Total problem loans (all criticized, classified, and non-performing loans) were 27.7% of Tier 1 Capital plus allowance for loan losses at December 31, 2016, compared to 24.1% at December 31, 2015 and 26.2% at December 31, 2014.

 

   

Nonperforming loans increased to $22.9 million at December 31, 2016 from $21.2 million at December 31, 2015 and decreased from $24.1 million at December 31, 2014.

 

   

Loans acquired with the Penn Liberty acquisition were recorded at fair value. As a result, loans increased with no corresponding increase in the allowance. This served to lower the allowance for loan losses to total gross loans. Excluding acquired loans, our allowance for loan losses to total gross loans was 1.08% at December 31, 2016.

 

   

Total loan delinquency decreased to $22.2 million and was 0.50% of total loans as of December 31, 2016, compared to $43.7 million and 1.17% of total loans as of December 31, 2015 and $17.5 million and 0.55% of total loans as of December 31, 2014.

 

   

Net charge-offs were $10.3 million for the twelve months ended December 31, 2016 compared to $10.1 million for the twelve months ended December 31, 2015 and $5.4 million for the twelve months ended December 31, 2014.

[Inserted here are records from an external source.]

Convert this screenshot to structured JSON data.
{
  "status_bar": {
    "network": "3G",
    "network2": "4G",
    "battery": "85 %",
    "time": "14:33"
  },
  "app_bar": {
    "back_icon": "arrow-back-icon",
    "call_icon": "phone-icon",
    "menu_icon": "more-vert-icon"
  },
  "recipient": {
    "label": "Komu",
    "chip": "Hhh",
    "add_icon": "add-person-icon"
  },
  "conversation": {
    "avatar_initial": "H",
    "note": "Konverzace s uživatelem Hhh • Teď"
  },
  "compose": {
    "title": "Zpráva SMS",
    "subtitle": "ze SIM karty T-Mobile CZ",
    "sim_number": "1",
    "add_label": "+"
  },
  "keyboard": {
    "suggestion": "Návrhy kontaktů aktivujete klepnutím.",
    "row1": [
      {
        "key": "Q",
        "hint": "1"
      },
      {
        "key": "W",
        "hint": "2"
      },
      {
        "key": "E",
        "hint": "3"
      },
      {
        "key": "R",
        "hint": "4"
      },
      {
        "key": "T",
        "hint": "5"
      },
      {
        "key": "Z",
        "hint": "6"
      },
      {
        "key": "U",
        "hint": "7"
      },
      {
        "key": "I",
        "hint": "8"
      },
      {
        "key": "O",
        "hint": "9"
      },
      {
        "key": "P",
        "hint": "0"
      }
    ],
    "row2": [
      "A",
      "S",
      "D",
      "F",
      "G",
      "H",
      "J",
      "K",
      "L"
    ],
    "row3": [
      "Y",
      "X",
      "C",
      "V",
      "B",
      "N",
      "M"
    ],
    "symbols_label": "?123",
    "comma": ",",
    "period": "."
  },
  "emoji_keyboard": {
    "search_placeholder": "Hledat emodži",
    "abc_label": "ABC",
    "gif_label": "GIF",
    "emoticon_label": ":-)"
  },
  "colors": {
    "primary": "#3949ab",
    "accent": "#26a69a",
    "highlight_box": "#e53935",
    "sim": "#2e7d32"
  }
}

The table below represents a summary of changes in the allowance for loan losses during the periods indicated:

 

(Dollars in thousands)                               

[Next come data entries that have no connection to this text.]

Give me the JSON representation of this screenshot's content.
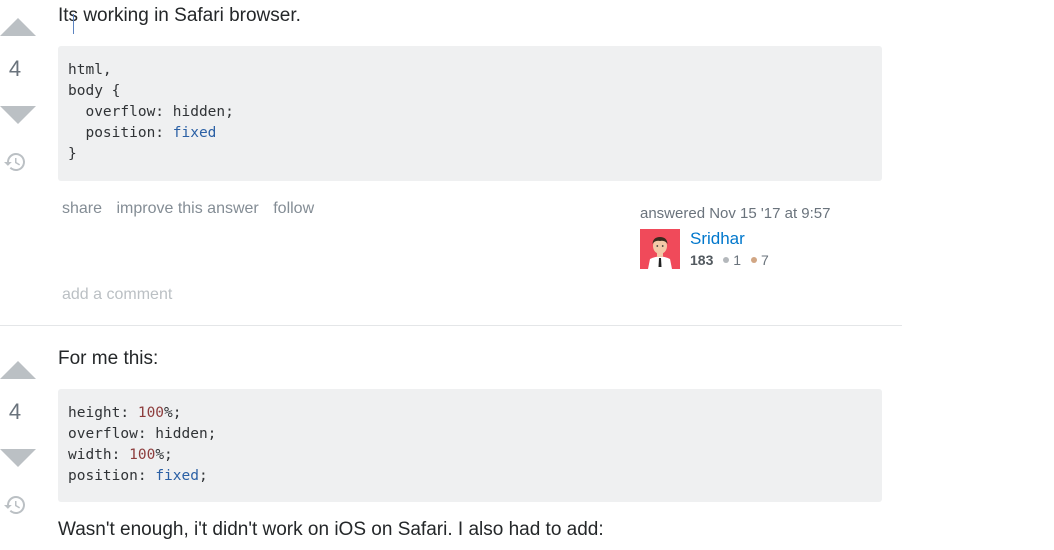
{
  "answers": [
    {
      "votes": "4",
      "text": "Its working in Safari browser.",
      "menu": {
        "share": "share",
        "improve": "improve this answer",
        "follow": "follow"
      },
      "signature": {
        "action": "answered Nov 15 '17 at 9:57",
        "user": "Sridhar",
        "reputation": "183",
        "silver": "1",
        "bronze": "7"
      },
      "add_comment": "add a comment"
    },
    {
      "votes": "4",
      "text": "For me this:",
      "after_text": "Wasn't enough, i't didn't work on iOS on Safari. I also had to add:"
    }
  ],
  "colors": {
    "link": "#0077cc",
    "muted": "#848d95",
    "code_background": "#eff0f1",
    "avatar_background": "#f04a5a"
  },
  "icons": [
    "arrow-up-icon",
    "arrow-down-icon",
    "history-icon"
  ]
}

Year Ended December 31,

   2016     2015     2014     2013     2012  

Beginning balance

   $ 37,089     $ 39,426     $ 41,244     $ 43,922     $ 53,080  

Provision for loan losses

     12,986       7,790       3,580       7,172       32,053  

Charge-offs:

          

Commercial Mortgage

     422       1,135       425       1,915       6,517  

Construction

     57       146       88       1,749      </